NEW YORK – Esther Markaki is a multitalented performer, born and raised in Athens, Greece, but from a young age was drawn to the United States. The actress/singer-songwriter/dancer/choreographer moved to New York City recently to pursue her dream and in only a short time has made significant strides in her career with roles in film, TV, and onstage. Markaki spoke with The National Herald about her life and work.
When asked if she always wanted to go into acting, Markaki said she did and was “always involved in theater, music, and acting.” She loves film and theater, noting that her parents took her as a child to Epidaurus for the famous festival. Markaki is grateful for the opportunity to pursue her dream, noting that “I get to do what I love, write songs, acting, dancing, choreography, and New York is the center of everything I love.”
She earned her Bachelor of Science in Business Administration at Deree – The American College of Greece, and worked on a Master of Arts in London. Returning to Greece, Markaki worked in marketing for a year and a half, but was “miserable.”
She told TNH that in the “Spring of 2015 I decided to apply to New York Film Academy for a 4-week workshop in New York City, and then in September 2015, once I came for the workshop, I decided I wanted to move here permanently.”
She recently appeared in the sold-out, off-Broadway production of Sophocles’ Electra, directed by Leonidas Loizides. Markaki was one of the leading members of the Chorus, and provided guidance and training to the other members as well as often assisting the composer/director’s assistant during rehearsals. The physically demanding role in the ancient tragedy left Markaki with some bruises, and, she pointed out, wearing knee pads beneath her costume would have been anachronistic. Historical accuracy was the priority in the end, and her performance along with the other members of the Chorus added layers of intensity to the drama.
When asked about the types of roles she prefers, Markaki noted that being more of an introvert, she feels more comfortable acting on screen, but she does love both the theater and film, and looks for roles that are challenging, offer something to connect with, and relate to, whether the role is comedic or dramatic.

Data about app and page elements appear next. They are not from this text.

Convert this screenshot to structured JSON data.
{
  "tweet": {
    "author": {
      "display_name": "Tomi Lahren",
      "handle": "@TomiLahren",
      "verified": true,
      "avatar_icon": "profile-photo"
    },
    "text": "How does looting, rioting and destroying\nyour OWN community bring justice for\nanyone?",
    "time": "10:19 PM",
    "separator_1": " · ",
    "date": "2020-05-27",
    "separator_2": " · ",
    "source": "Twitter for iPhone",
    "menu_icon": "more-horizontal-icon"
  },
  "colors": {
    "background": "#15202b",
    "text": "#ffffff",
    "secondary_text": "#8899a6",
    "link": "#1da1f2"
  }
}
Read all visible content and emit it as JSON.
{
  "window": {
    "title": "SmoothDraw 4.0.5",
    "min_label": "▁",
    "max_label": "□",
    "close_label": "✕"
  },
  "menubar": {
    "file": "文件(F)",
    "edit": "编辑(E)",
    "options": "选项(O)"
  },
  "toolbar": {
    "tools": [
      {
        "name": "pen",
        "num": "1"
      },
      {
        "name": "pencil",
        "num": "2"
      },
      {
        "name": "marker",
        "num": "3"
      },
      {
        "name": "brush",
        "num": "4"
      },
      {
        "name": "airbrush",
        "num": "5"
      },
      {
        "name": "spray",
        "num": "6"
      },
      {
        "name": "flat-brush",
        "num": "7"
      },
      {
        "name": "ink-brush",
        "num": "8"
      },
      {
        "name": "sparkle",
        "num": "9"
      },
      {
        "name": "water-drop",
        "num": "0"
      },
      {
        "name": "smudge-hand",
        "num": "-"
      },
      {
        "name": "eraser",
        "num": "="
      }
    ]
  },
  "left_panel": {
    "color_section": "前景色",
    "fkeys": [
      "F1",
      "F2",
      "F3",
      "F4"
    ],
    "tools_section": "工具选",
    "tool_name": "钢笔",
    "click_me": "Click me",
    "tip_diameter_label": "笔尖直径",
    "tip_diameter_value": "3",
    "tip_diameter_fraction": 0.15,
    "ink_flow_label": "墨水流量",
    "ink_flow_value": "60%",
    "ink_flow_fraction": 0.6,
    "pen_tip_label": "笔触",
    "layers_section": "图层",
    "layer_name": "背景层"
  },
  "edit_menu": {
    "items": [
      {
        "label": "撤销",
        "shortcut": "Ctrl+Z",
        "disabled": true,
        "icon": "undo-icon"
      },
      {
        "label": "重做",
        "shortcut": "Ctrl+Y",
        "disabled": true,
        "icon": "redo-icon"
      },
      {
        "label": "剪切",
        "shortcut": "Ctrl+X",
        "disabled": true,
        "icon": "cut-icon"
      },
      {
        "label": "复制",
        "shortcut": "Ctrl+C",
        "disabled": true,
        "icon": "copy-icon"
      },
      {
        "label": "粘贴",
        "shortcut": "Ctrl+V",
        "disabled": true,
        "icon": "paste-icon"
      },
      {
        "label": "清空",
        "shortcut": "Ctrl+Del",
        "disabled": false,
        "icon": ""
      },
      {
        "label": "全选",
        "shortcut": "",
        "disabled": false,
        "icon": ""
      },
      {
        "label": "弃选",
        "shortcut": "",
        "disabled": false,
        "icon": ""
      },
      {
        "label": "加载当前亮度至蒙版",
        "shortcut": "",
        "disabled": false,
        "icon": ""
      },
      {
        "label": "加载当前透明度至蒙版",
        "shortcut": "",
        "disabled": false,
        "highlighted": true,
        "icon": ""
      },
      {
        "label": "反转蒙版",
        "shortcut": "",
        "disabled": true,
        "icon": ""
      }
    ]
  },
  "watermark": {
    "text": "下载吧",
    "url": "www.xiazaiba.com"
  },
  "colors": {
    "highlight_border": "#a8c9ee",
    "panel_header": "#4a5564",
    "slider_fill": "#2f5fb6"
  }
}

Markaki pointed out that in her own life, she has learned lessons from movies, they help you escape or go deeper, to find something, recalling the catharsis of ancient Greek drama. “It’s sometimes cathartic to cry when you see a movie,” she said, referring to the healing aspects of art, “you laugh, cry, heal.”
“I want to be a part of projects that help people,” Markaki said.
Among the actresses she admires- Meryl Streep, Kate Winslet, Amy Adams, and Cate Blanchett, “for their choices and investing in their work.”
Helping others is also a priority for Markaki who appreciates her family’s support, but realizes that others may not be so lucky. “If I make it, I’m going to help other actors,” she said, referring to the profession’s challenges, the competition for opportunities and the high cost of living in New York.
“I’ve been there, I know how hard it is,” Markaki said, “I dropped out of everything and moved halfway across the world. You have to invest, it is a full-time job auditioning, trying to get an agent. If you love what you do, nothing can stop you.”
She continued, “I wake up in the morning and I want to do this. I have the opportunity and thank God, my family.”
Markaki is one of three siblings, her older brother Costis is a project manager and musician living in Los Angeles. Her parents- Manos and Ida, and older sister Valia, who works in psychology, live in Greece.
“I am so grateful,” she said, “hopefully, I will be able to repay them literally and metaphorically, and hopefully, make them proud and my country.”
Greece is a great place to grow up, Markaki said, adding that she hopes her generation will be able to create more opportunities for Greeks who are struggling. “I’m trying to do everything I can, I love and support my country, and creating a legacy so maybe I can go back one day and help even more.”
Of her move to the U.S., Markaki noted, “I’m so grateful, I feel like I was meant to be here. If I came at 18, maybe I wouldn’t have appreciated it. Now, I’m prepared to fight so much more.”